For Immediate Release, June 2, 2020

Todd Steiner, Executive Director, (415) 488-7652, 
Preston Brown, Director of Watershed Conservation, (303) 877-0880, 

Marin County Board of Supervisors Block Appeal Challenging Salmon Restoration Project on Former San Geronimo Golf Course

SAN RAFAEL, Calif. — The Marin County Board of Supervisors today voted unanimously to deny an appeal blocking a creek permit for a restoration project that will remove the highest priority fish barrier in central California. 

Managed by Turtle Island Restoration Network’s Marin-based program, the Salmon Protection And Watershed Network, the “Roy’s Pools Fish Passage and Floodplain Restoration Project” will create and restore approximately five acres of creek habitat this summer with the construction of 0.25-mile long floodplain corridors along the former San Geronimo golf course property in San Geronimo — one of the most important watersheds left for endangered coho salmon.

The attempt to appeal the permit was made by an individual who claimed the land should have remained a golf course as a 1997 community plan recommended.
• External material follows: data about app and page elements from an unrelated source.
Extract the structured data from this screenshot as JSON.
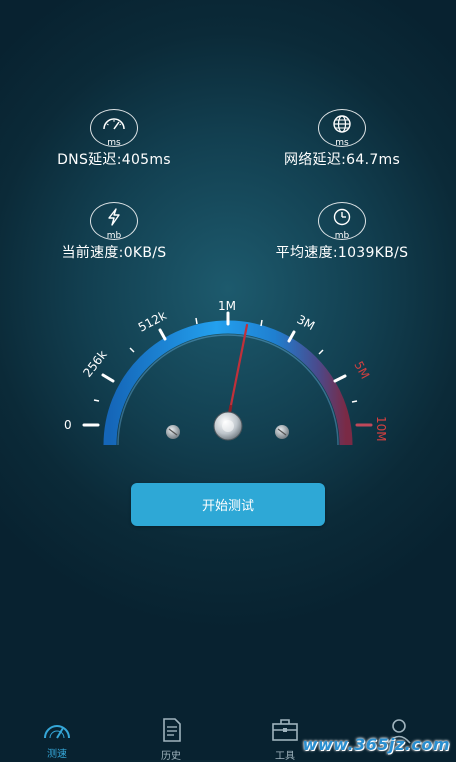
{
  "stats": {
    "dns": {
      "unit": "ms",
      "label": "DNS延迟:405ms",
      "icon": "speedometer-icon"
    },
    "network": {
      "unit": "ms",
      "label": "网络延迟:64.7ms",
      "icon": "globe-icon"
    },
    "current": {
      "unit": "mb",
      "label": "当前速度:0KB/S",
      "icon": "lightning-icon"
    },
    "average": {
      "unit": "mb",
      "label": "平均速度:1039KB/S",
      "icon": "clock-icon"
    }
  },
  "gauge": {
    "ticks": [
      "0",
      "256k",
      "512k",
      "1M",
      "3M",
      "5M",
      "10M"
    ],
    "needle_value": "1M",
    "colors": {
      "arc_blue": "#1c8fe0",
      "arc_red": "#7a2a45",
      "needle": "#c0303a",
      "red_label": "#d04040"
    }
  },
  "start_button": {
    "label": "开始测试"
  },
  "tabs": [
    {
      "label": "测速",
      "icon": "speedometer-tab-icon",
      "active": true
    },
    {
      "label": "历史",
      "icon": "document-icon",
      "active": false
    },
    {
      "label": "工具",
      "icon": "toolbox-icon",
      "active": false
    },
    {
      "label": "",
      "icon": "user-icon",
      "active": false
    }
  ],
  "watermark": "www.365jz.com"
}
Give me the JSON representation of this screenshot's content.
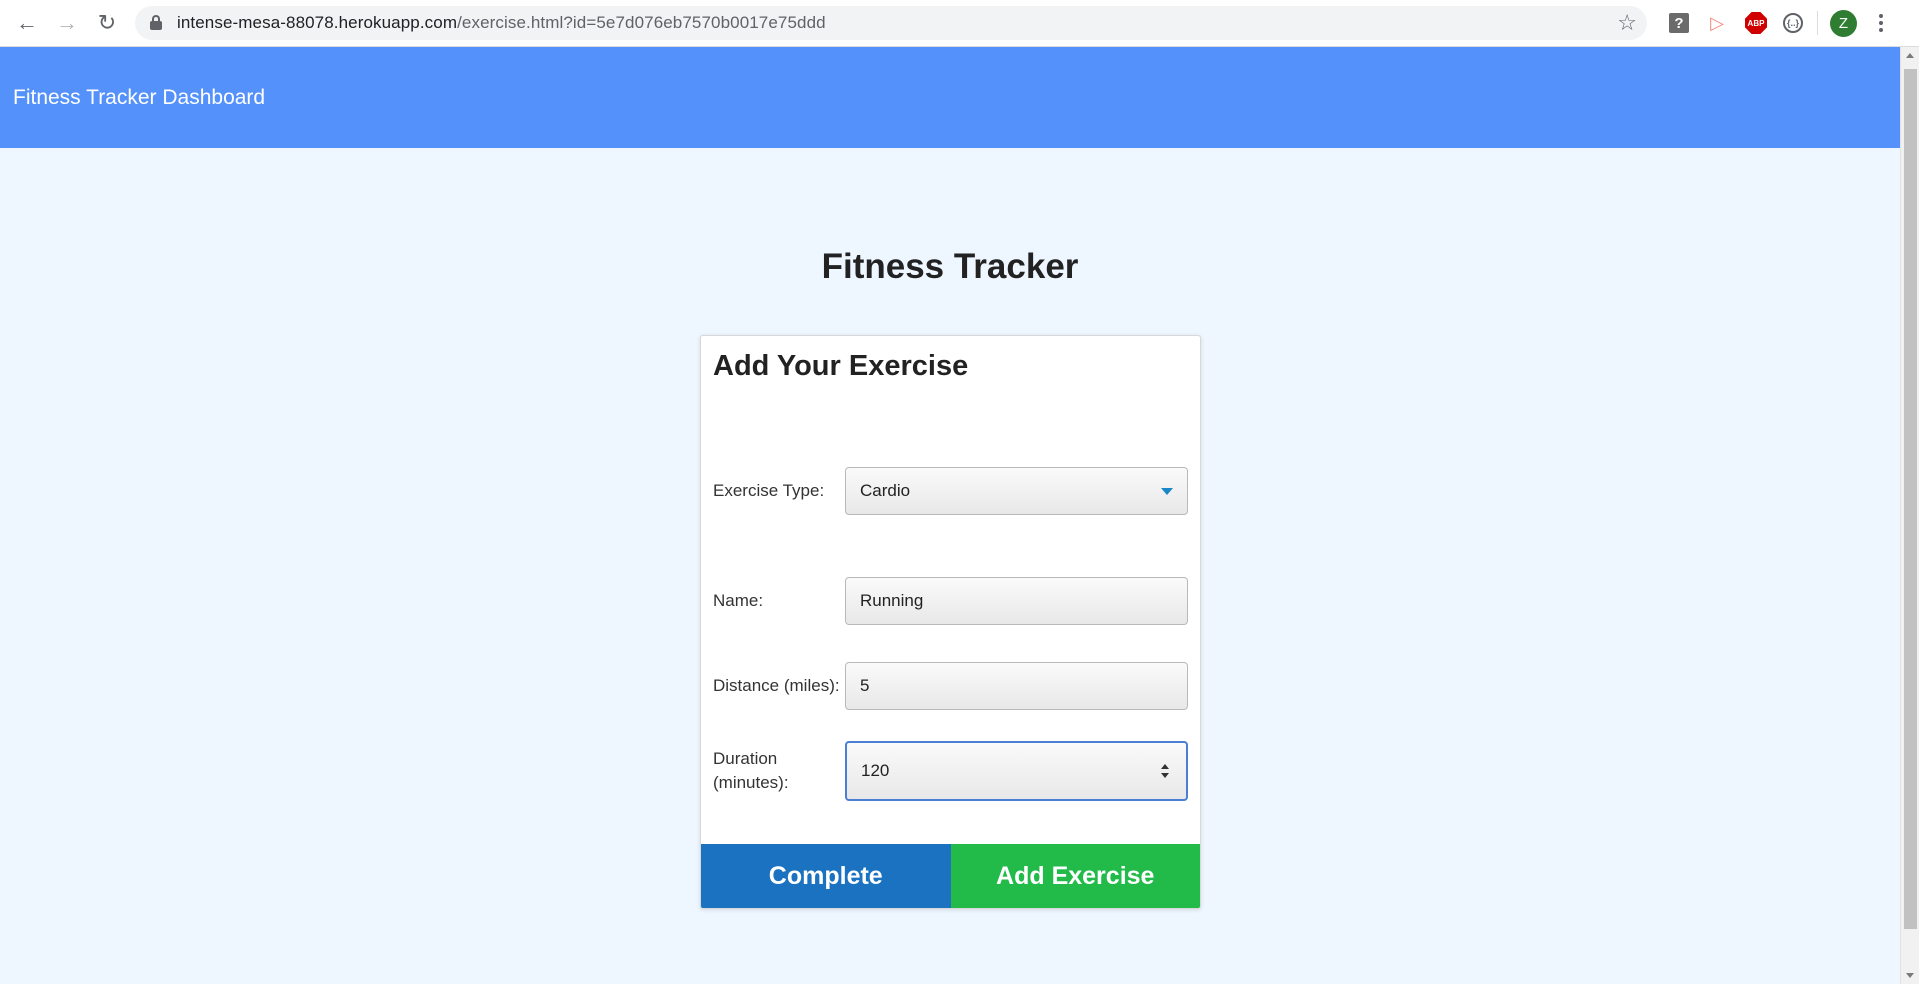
{
  "browser": {
    "url_host": "intense-mesa-88078.herokuapp.com",
    "url_path": "/exercise.html?id=5e7d076eb7570b0017e75ddd",
    "profile_initial": "Z",
    "icons": {
      "back": "arrow-left-icon",
      "forward": "arrow-right-icon",
      "reload": "reload-icon",
      "lock": "lock-icon",
      "bookmark": "star-icon",
      "menu": "kebab-menu-icon"
    },
    "extensions": {
      "help": "?",
      "abp": "ABP",
      "code": "{..}"
    }
  },
  "header": {
    "brand": "Fitness Tracker Dashboard",
    "color": "#5591fb"
  },
  "page": {
    "title": "Fitness Tracker",
    "background": "#eef6ff"
  },
  "form": {
    "title": "Add Your Exercise",
    "type": {
      "label": "Exercise Type:",
      "selected": "Cardio"
    },
    "name": {
      "label": "Name:",
      "value": "Running"
    },
    "distance": {
      "label": "Distance (miles):",
      "value": "5"
    },
    "duration": {
      "label_line1": "Duration",
      "label_line2": "(minutes):",
      "value": "120"
    }
  },
  "buttons": {
    "complete": {
      "label": "Complete",
      "color": "#1a72c0"
    },
    "add": {
      "label": "Add Exercise",
      "color": "#22bb4a"
    }
  }
}
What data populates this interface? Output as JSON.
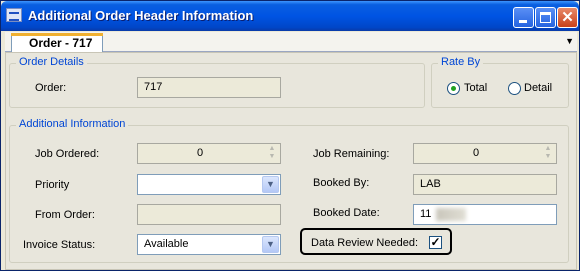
{
  "window": {
    "title": "Additional Order Header Information"
  },
  "tab": {
    "label": "Order - 717"
  },
  "order_details": {
    "group_title": "Order Details",
    "order_label": "Order:",
    "order_value": "717"
  },
  "rate_by": {
    "group_title": "Rate By",
    "options": [
      {
        "label": "Total",
        "selected": true
      },
      {
        "label": "Detail",
        "selected": false
      }
    ]
  },
  "additional_info": {
    "group_title": "Additional Information",
    "job_ordered": {
      "label": "Job Ordered:",
      "value": "0"
    },
    "job_remaining": {
      "label": "Job Remaining:",
      "value": "0"
    },
    "priority": {
      "label": "Priority",
      "value": ""
    },
    "booked_by": {
      "label": "Booked By:",
      "value": "LAB"
    },
    "from_order": {
      "label": "From Order:",
      "value": ""
    },
    "booked_date": {
      "label": "Booked Date:",
      "value": "11"
    },
    "invoice_status": {
      "label": "Invoice Status:",
      "value": "Available"
    },
    "data_review_needed": {
      "label": "Data Review Needed:",
      "checked": true
    }
  },
  "colors": {
    "titlebar": "#0054e3",
    "group_title": "#0046d5",
    "tab_accent": "#f0b030"
  }
}
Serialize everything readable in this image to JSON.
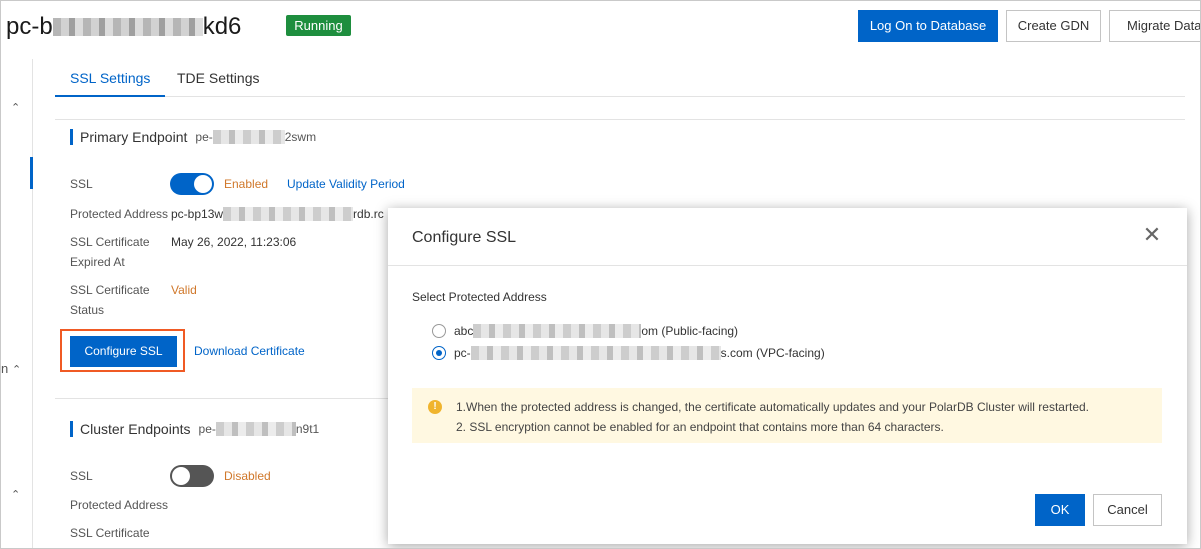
{
  "header": {
    "title_prefix": "pc-b",
    "title_suffix": "kd6",
    "status": "Running",
    "buttons": {
      "log_on": "Log On to Database",
      "create_gdn": "Create GDN",
      "migrate": "Migrate Data t"
    }
  },
  "sidebar": {
    "partial_label": "n"
  },
  "tabs": [
    {
      "label": "SSL Settings",
      "active": true
    },
    {
      "label": "TDE Settings",
      "active": false
    }
  ],
  "primary": {
    "title": "Primary Endpoint",
    "endpoint_prefix": "pe-",
    "endpoint_suffix": "2swm",
    "ssl_label": "SSL",
    "ssl_status": "Enabled",
    "update_link": "Update Validity Period",
    "protected_label": "Protected Address",
    "protected_prefix": "pc-bp13w",
    "protected_suffix": "rdb.rc",
    "expire_label_1": "SSL Certificate",
    "expire_label_2": "Expired At",
    "expire_value": "May 26, 2022, 11:23:06",
    "status_label_1": "SSL Certificate",
    "status_label_2": "Status",
    "status_value": "Valid",
    "configure_button": "Configure SSL",
    "download_link": "Download Certificate"
  },
  "cluster": {
    "title": "Cluster Endpoints",
    "endpoint_prefix": "pe-",
    "endpoint_suffix": "n9t1",
    "ssl_label": "SSL",
    "ssl_status": "Disabled",
    "protected_label": "Protected Address",
    "cert_label": "SSL Certificate"
  },
  "modal": {
    "title": "Configure SSL",
    "select_label": "Select Protected Address",
    "options": [
      {
        "prefix": "abc",
        "suffix": "om (Public-facing)",
        "checked": false
      },
      {
        "prefix": "pc-",
        "suffix": "s.com (VPC-facing)",
        "checked": true
      }
    ],
    "notice_icon": "!",
    "notice_lines": [
      "1.When the protected address is changed, the certificate automatically updates and your PolarDB Cluster will restarted.",
      "2. SSL encryption cannot be enabled for an endpoint that contains more than 64 characters."
    ],
    "ok": "OK",
    "cancel": "Cancel",
    "close_glyph": "✕"
  },
  "colors": {
    "primary_blue": "#0064c8",
    "running_green": "#1e8e3e",
    "status_orange": "#d0782b",
    "highlight_red": "#f05a24",
    "notice_bg": "#fff8e1"
  }
}
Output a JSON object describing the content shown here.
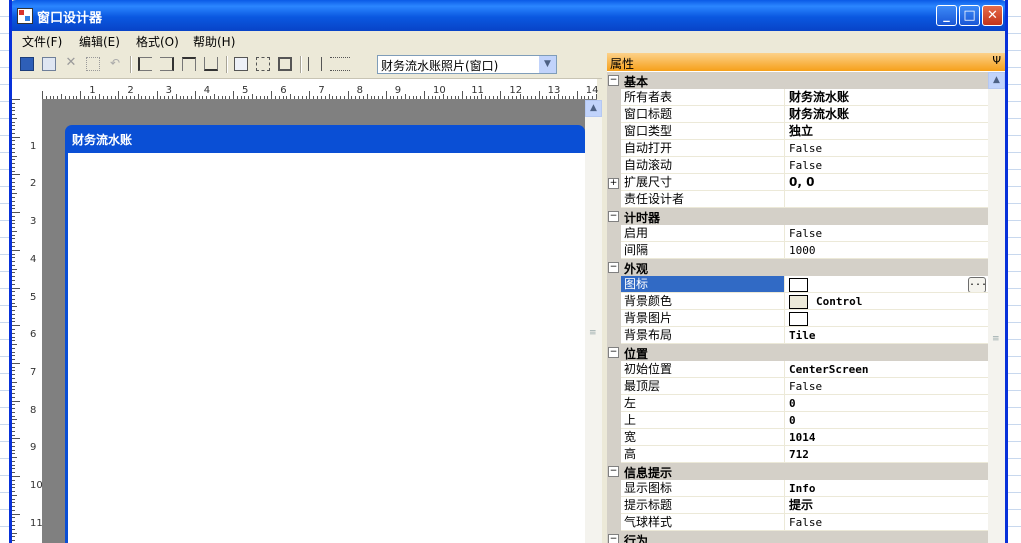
{
  "window": {
    "title": "窗口设计器",
    "min_glyph": "_",
    "max_glyph": "□",
    "close_glyph": "✕"
  },
  "menu": [
    "文件(F)",
    "编辑(E)",
    "格式(O)",
    "帮助(H)"
  ],
  "toolbar": {
    "combo_value": "财务流水账照片(窗口)",
    "combo_arrow": "▼"
  },
  "ruler": {
    "h": [
      "1",
      "2",
      "3",
      "4",
      "5",
      "6",
      "7",
      "8",
      "9",
      "10",
      "11",
      "12",
      "13",
      "14"
    ],
    "v": [
      "1",
      "2",
      "3",
      "4",
      "5",
      "6",
      "7",
      "8",
      "9",
      "10",
      "11"
    ]
  },
  "designer": {
    "form_title": "财务流水账",
    "scroll_up": "▲",
    "scroll_grip": "≡"
  },
  "properties": {
    "title": "属性",
    "pin_glyph": "Ψ",
    "collapse_glyph": "−",
    "expand_glyph": "+",
    "ellipsis": "...",
    "categories": [
      {
        "name": "基本",
        "rows": [
          {
            "name": "所有者表",
            "value": "财务流水账",
            "style": "bold"
          },
          {
            "name": "窗口标题",
            "value": "财务流水账",
            "style": "bold"
          },
          {
            "name": "窗口类型",
            "value": "独立",
            "style": "bold"
          },
          {
            "name": "自动打开",
            "value": "False",
            "style": "plain"
          },
          {
            "name": "自动滚动",
            "value": "False",
            "style": "plain"
          },
          {
            "name": "扩展尺寸",
            "value": "0, 0",
            "style": "bold",
            "expandable": true
          },
          {
            "name": "责任设计者",
            "value": "",
            "style": "plain"
          }
        ]
      },
      {
        "name": "计时器",
        "rows": [
          {
            "name": "启用",
            "value": "False",
            "style": "plain"
          },
          {
            "name": "间隔",
            "value": "1000",
            "style": "plain"
          }
        ]
      },
      {
        "name": "外观",
        "rows": [
          {
            "name": "图标",
            "value": "",
            "style": "plain",
            "swatch": "#ffffff",
            "selected": true,
            "button": true
          },
          {
            "name": "背景颜色",
            "value": "Control",
            "style": "bold-mono",
            "swatch": "#ece9d8"
          },
          {
            "name": "背景图片",
            "value": "",
            "style": "plain",
            "swatch": "#ffffff"
          },
          {
            "name": "背景布局",
            "value": "Tile",
            "style": "bold-mono"
          }
        ]
      },
      {
        "name": "位置",
        "rows": [
          {
            "name": "初始位置",
            "value": "CenterScreen",
            "style": "bold-mono"
          },
          {
            "name": "最顶层",
            "value": "False",
            "style": "plain"
          },
          {
            "name": "左",
            "value": "0",
            "style": "bold-mono"
          },
          {
            "name": "上",
            "value": "0",
            "style": "bold-mono"
          },
          {
            "name": "宽",
            "value": "1014",
            "style": "bold-mono"
          },
          {
            "name": "高",
            "value": "712",
            "style": "bold-mono"
          }
        ]
      },
      {
        "name": "信息提示",
        "rows": [
          {
            "name": "显示图标",
            "value": "Info",
            "style": "bold-mono"
          },
          {
            "name": "提示标题",
            "value": "提示",
            "style": "bold"
          },
          {
            "name": "气球样式",
            "value": "False",
            "style": "plain"
          }
        ]
      },
      {
        "name": "行为",
        "rows": []
      }
    ]
  },
  "colors": {
    "title_blue": "#0a5ae6",
    "selection": "#316ac5",
    "header_orange": "#f6a01a"
  }
}
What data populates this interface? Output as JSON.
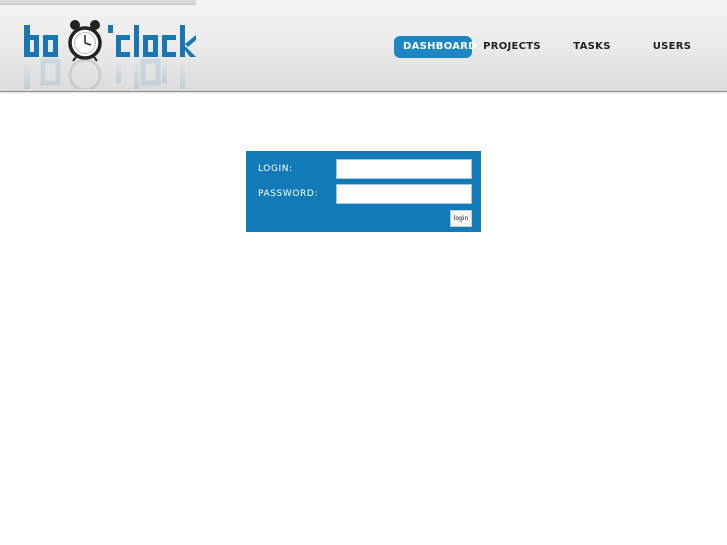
{
  "header": {
    "logo_text": "do o'clock"
  },
  "nav": {
    "items": [
      {
        "label": "DASHBOARD",
        "active": true
      },
      {
        "label": "PROJECTS",
        "active": false
      },
      {
        "label": "TASKS",
        "active": false
      },
      {
        "label": "USERS",
        "active": false
      }
    ]
  },
  "login_form": {
    "login_label": "LOGIN:",
    "login_value": "",
    "password_label": "PASSWORD:",
    "password_value": "",
    "submit_label": "login"
  },
  "colors": {
    "accent": "#1e86c2",
    "panel": "#127bb7",
    "logo": "#1976b5"
  },
  "icons": {
    "logo_clock": "alarm-clock-icon"
  }
}
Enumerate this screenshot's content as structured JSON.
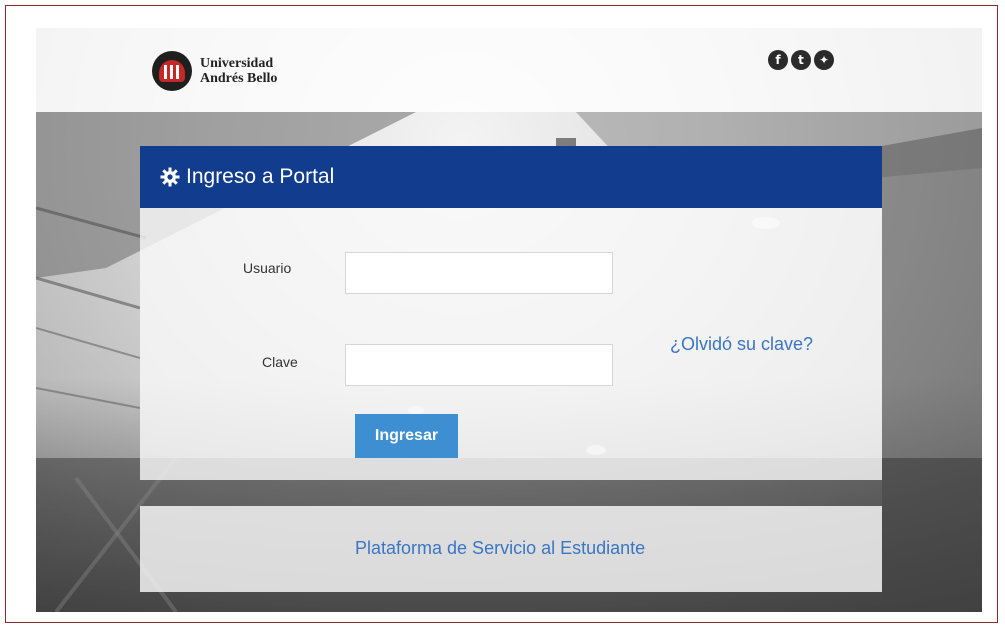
{
  "header": {
    "logo_line1": "Universidad",
    "logo_line2": "Andrés Bello",
    "social": [
      {
        "icon": "facebook-icon",
        "glyph": "f"
      },
      {
        "icon": "twitter-icon",
        "glyph": "t"
      },
      {
        "icon": "globe-icon",
        "glyph": "✦"
      }
    ]
  },
  "login": {
    "title": "Ingreso a Portal",
    "user_label": "Usuario",
    "user_value": "",
    "password_label": "Clave",
    "password_value": "",
    "forgot_link": "¿Olvidó su clave?",
    "submit_label": "Ingresar"
  },
  "footer": {
    "link": "Plataforma de Servicio al Estudiante"
  },
  "colors": {
    "header_blue": "#123c8d",
    "button_blue": "#3d8fd2",
    "link_blue": "#3a76c4",
    "frame_border": "#8a2a2a"
  }
}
The notion was recently rejected by voters in March, when the majority of Marin County citizens voted against Measure D to prevent golf from returning to the property and allow it to be a public park.

“We thank the Board of Supervisors for their decision to uphold the creek permit, which is a win for both endangered coho salmon and homeowners in the San Geronimo Valley,” said Preston Brown, director of watershed conservation. “We’re glad to see the board recognize the importance this project has for the community and wildlife, and we’re excited to start this project with the help of community members in July.”

To learn more about the “Roy’s Pools Fish Passage and Floodplain Restoration Project” and watch a webinar SPAWN hosted on project details, visit

Turtle Island Restoration Network is a global nonprofit whose mission is to inspire and mobilize people around the world to protect marine biodiversity and the oceans that sustain all life on Earth. It’s program, the Salmon Protection And Watershed Network, protects endangered, wild coho salmon and the forests and watersheds they need to survive in West Marin County, Calif.